BEGIN

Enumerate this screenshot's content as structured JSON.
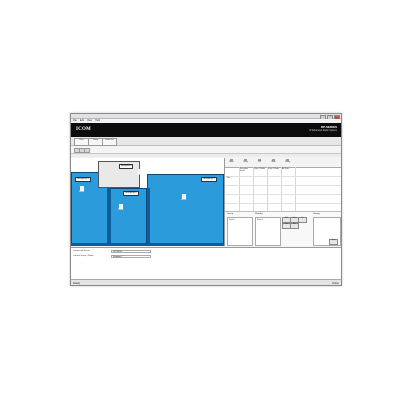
{
  "menu": [
    "File",
    "Edit",
    "View",
    "Help"
  ],
  "banner": {
    "logo": "ICOM",
    "product": "RP-SERIES",
    "subtitle": "IP Advanced Radio System"
  },
  "tabs": [
    "Zone",
    "Group",
    "Radio List"
  ],
  "map": {
    "zones": [
      "Shopping 1",
      "Shopping 2",
      "Shopping 3"
    ],
    "callout": "Reception",
    "radios": [
      "Radio",
      "Radio",
      "Radio",
      "Radio"
    ]
  },
  "grid": {
    "headers": [
      "Status",
      "Group",
      "Call",
      "Radio",
      "Setting"
    ],
    "cells": [
      "Reception Radio",
      "Shop 1 Radio",
      "Shop 2 Radio",
      "All Radio",
      "Idle"
    ]
  },
  "properties": {
    "headers": [
      "Group",
      "Member",
      "Setting"
    ],
    "fields": [
      "Radio 1",
      "Radio 2"
    ],
    "buttons": [
      "Add",
      "Delete",
      "Up",
      "Down",
      "Edit",
      "Apply"
    ]
  },
  "log": {
    "rows": [
      {
        "label": "Connected Server",
        "value": "192.168.0.1"
      },
      {
        "label": "Current Group / Radio",
        "value": "Shopping 1"
      }
    ]
  },
  "status": {
    "left": "Ready",
    "right": "Online"
  },
  "colors": {
    "zone": "#2b9bdc",
    "zone_dark": "#0f5d98",
    "banner": "#0c0c0c"
  }
}
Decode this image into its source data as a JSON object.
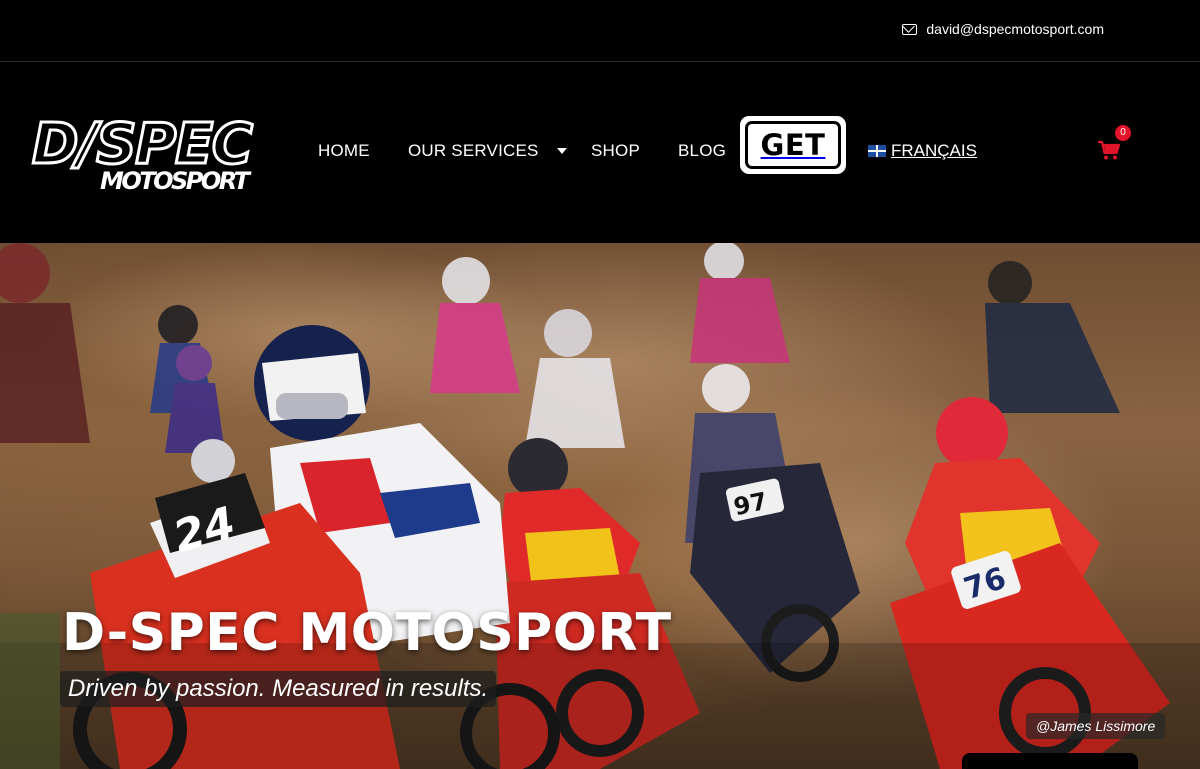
{
  "topbar": {
    "email": "david@dspecmotosport.com",
    "email_icon": "envelope-icon"
  },
  "logo": {
    "line1": "D/SPEC",
    "line2": "MOTOSPORT"
  },
  "nav": {
    "home": "HOME",
    "services": "OUR SERVICES",
    "shop": "SHOP",
    "blog": "BLOG",
    "get_button": "GET",
    "language": "FRANÇAIS",
    "language_flag": "quebec-flag-icon",
    "cart_icon": "cart-icon",
    "cart_count": "0"
  },
  "hero": {
    "title": "D-SPEC MOTOSPORT",
    "tagline": "Driven by passion. Measured in results.",
    "photo_credit": "@James Lissimore",
    "rider_numbers": [
      "24",
      "76",
      "97"
    ]
  },
  "colors": {
    "background": "#000000",
    "accent_red": "#e1142a",
    "text": "#ffffff"
  }
}
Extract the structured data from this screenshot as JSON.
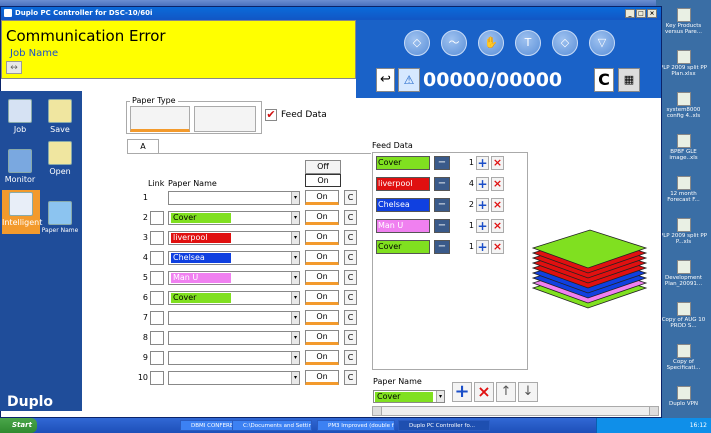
{
  "window": {
    "title": "Duplo PC Controller for DSC-10/60i",
    "min": "_",
    "max": "□",
    "close": "×"
  },
  "header": {
    "status": "Communication Error",
    "job_label": "Job Name",
    "counter": "00000/00000",
    "counter_c": "C",
    "return_icon": "↩",
    "warning_icon": "⚠",
    "arrows_icon": "↔",
    "tool_glyphs": {
      "t": "T"
    }
  },
  "sidebar": {
    "items": [
      {
        "label": "Job"
      },
      {
        "label": "Save"
      },
      {
        "label": "Monitor"
      },
      {
        "label": "Open"
      },
      {
        "label": "Intelligent"
      },
      {
        "label": "Paper Name"
      }
    ],
    "brand": "Duplo"
  },
  "paper_type": {
    "label": "Paper Type",
    "feed_data_label": "Feed Data"
  },
  "tab": {
    "label": "A"
  },
  "table": {
    "link_header": "Link",
    "name_header": "Paper Name",
    "off_label": "Off",
    "on_label": "On",
    "c_label": "C",
    "rows": [
      {
        "num": "1",
        "name": "",
        "color": ""
      },
      {
        "num": "2",
        "name": "Cover",
        "color": "#80e020"
      },
      {
        "num": "3",
        "name": "liverpool",
        "color": "#e01010"
      },
      {
        "num": "4",
        "name": "Chelsea",
        "color": "#1040e0"
      },
      {
        "num": "5",
        "name": "Man U",
        "color": "#f080f0"
      },
      {
        "num": "6",
        "name": "Cover",
        "color": "#80e020"
      },
      {
        "num": "7",
        "name": "",
        "color": ""
      },
      {
        "num": "8",
        "name": "",
        "color": ""
      },
      {
        "num": "9",
        "name": "",
        "color": ""
      },
      {
        "num": "10",
        "name": "",
        "color": ""
      }
    ]
  },
  "feed": {
    "title": "Feed Data",
    "rows": [
      {
        "name": "Cover",
        "count": "1",
        "color": "#80e020",
        "text": "#000"
      },
      {
        "name": "liverpool",
        "count": "4",
        "color": "#e01010",
        "text": "#fff"
      },
      {
        "name": "Chelsea",
        "count": "2",
        "color": "#1040e0",
        "text": "#fff"
      },
      {
        "name": "Man U",
        "count": "1",
        "color": "#f080f0",
        "text": "#fff"
      },
      {
        "name": "Cover",
        "count": "1",
        "color": "#80e020",
        "text": "#000"
      }
    ],
    "paper_name_label": "Paper Name",
    "paper_name_value": "Cover",
    "minus": "−",
    "plus": "+",
    "x": "×",
    "up": "↑",
    "down": "↓"
  },
  "desktop": {
    "icons": [
      "Key Products versus Pare...",
      "PLP 2009 split PP Plan.xlsx",
      "system8000 config 4..xls",
      "BPBF GLE image..xls",
      "12 month Forecast F...",
      "PLP 2009 split PP P...xls",
      "Development Plan_20091...",
      "Copy of AUG 10 PROD S...",
      "Copy of Specificati...",
      "Duplo VPN"
    ]
  },
  "taskbar": {
    "start": "Start",
    "tasks": [
      "DBMI CONFERENCE.ppt ...",
      "C:\\Documents and Settin...",
      "PM3 Improved (double f...",
      "Duplo PC Controller fo..."
    ],
    "clock": "16:12"
  }
}
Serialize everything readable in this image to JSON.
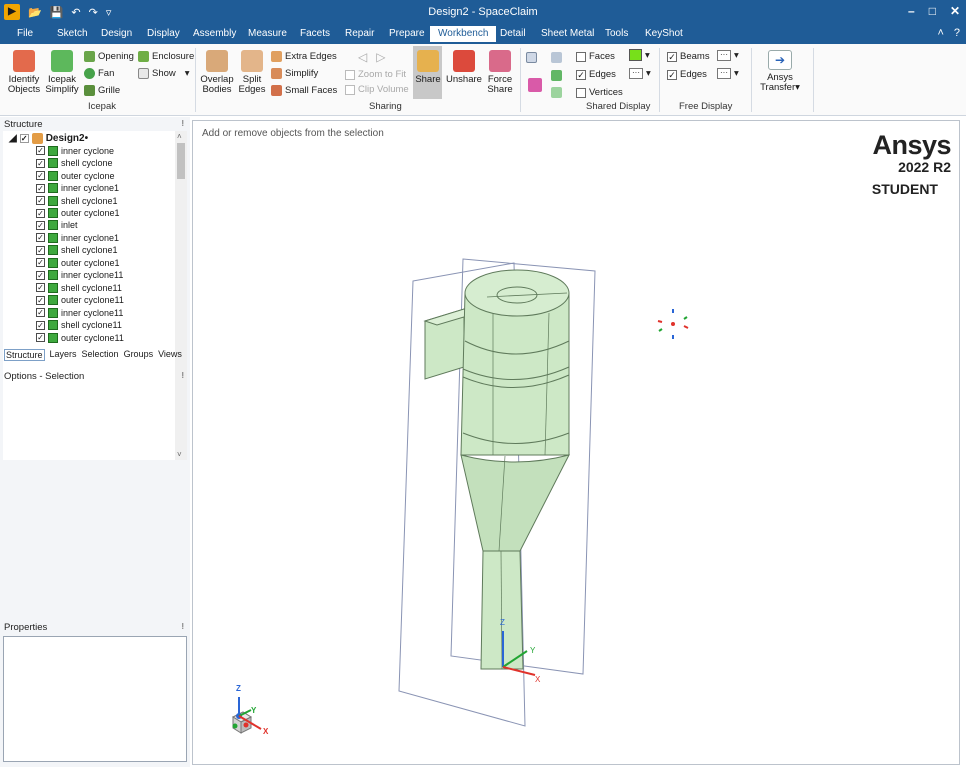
{
  "window": {
    "title": "Design2 - SpaceClaim"
  },
  "menu": {
    "items": [
      "File",
      "Sketch",
      "Design",
      "Display",
      "Assembly",
      "Measure",
      "Facets",
      "Repair",
      "Prepare",
      "Workbench",
      "Detail",
      "Sheet Metal",
      "Tools",
      "KeyShot"
    ],
    "active": "Workbench"
  },
  "ribbon": {
    "identify_objects": "Identify Objects",
    "icepak_simplify": "Icepak Simplify",
    "opening": "Opening",
    "fan": "Fan",
    "grille": "Grille",
    "enclosure": "Enclosure",
    "show": "Show",
    "icepak_group": "Icepak",
    "overlap_bodies": "Overlap Bodies",
    "split_edges": "Split Edges",
    "extra_edges": "Extra Edges",
    "simplify": "Simplify",
    "small_faces": "Small Faces",
    "zoom_to_fit": "Zoom to Fit",
    "clip_volume": "Clip Volume",
    "sharing_group": "Sharing",
    "share": "Share",
    "unshare": "Unshare",
    "force_share": "Force Share",
    "faces": "Faces",
    "edges": "Edges",
    "vertices": "Vertices",
    "shared_display_group": "Shared Display",
    "beams": "Beams",
    "free_edges": "Edges",
    "free_display_group": "Free Display",
    "ansys_transfer": "Ansys Transfer"
  },
  "structure": {
    "title": "Structure",
    "root": "Design2•",
    "items": [
      "inner cyclone",
      "shell cyclone",
      "outer cyclone",
      "inner cyclone1",
      "shell cyclone1",
      "outer cyclone1",
      "inlet",
      "inner cyclone1",
      "shell cyclone1",
      "outer cyclone1",
      "inner cyclone11",
      "shell cyclone11",
      "outer cyclone11",
      "inner cyclone11",
      "shell cyclone11",
      "outer cyclone11"
    ],
    "tabs": [
      "Structure",
      "Layers",
      "Selection",
      "Groups",
      "Views"
    ]
  },
  "options": {
    "title": "Options - Selection"
  },
  "properties": {
    "title": "Properties"
  },
  "viewport": {
    "hint": "Add or remove objects from the selection",
    "brand_name": "Ansys",
    "brand_version": "2022 R2",
    "brand_edition": "STUDENT",
    "axis_x": "X",
    "axis_y": "Y",
    "axis_z": "Z"
  },
  "colors": {
    "accent": "#1f5c97",
    "body": "#cde8c6",
    "body_edge": "#5f7a5b",
    "face_swatch": "#77e01a"
  }
}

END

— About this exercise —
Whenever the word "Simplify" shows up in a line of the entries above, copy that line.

— Response box —
    "icepak_simplify": "Icepak Simplify",
    "simplify": "Simplify",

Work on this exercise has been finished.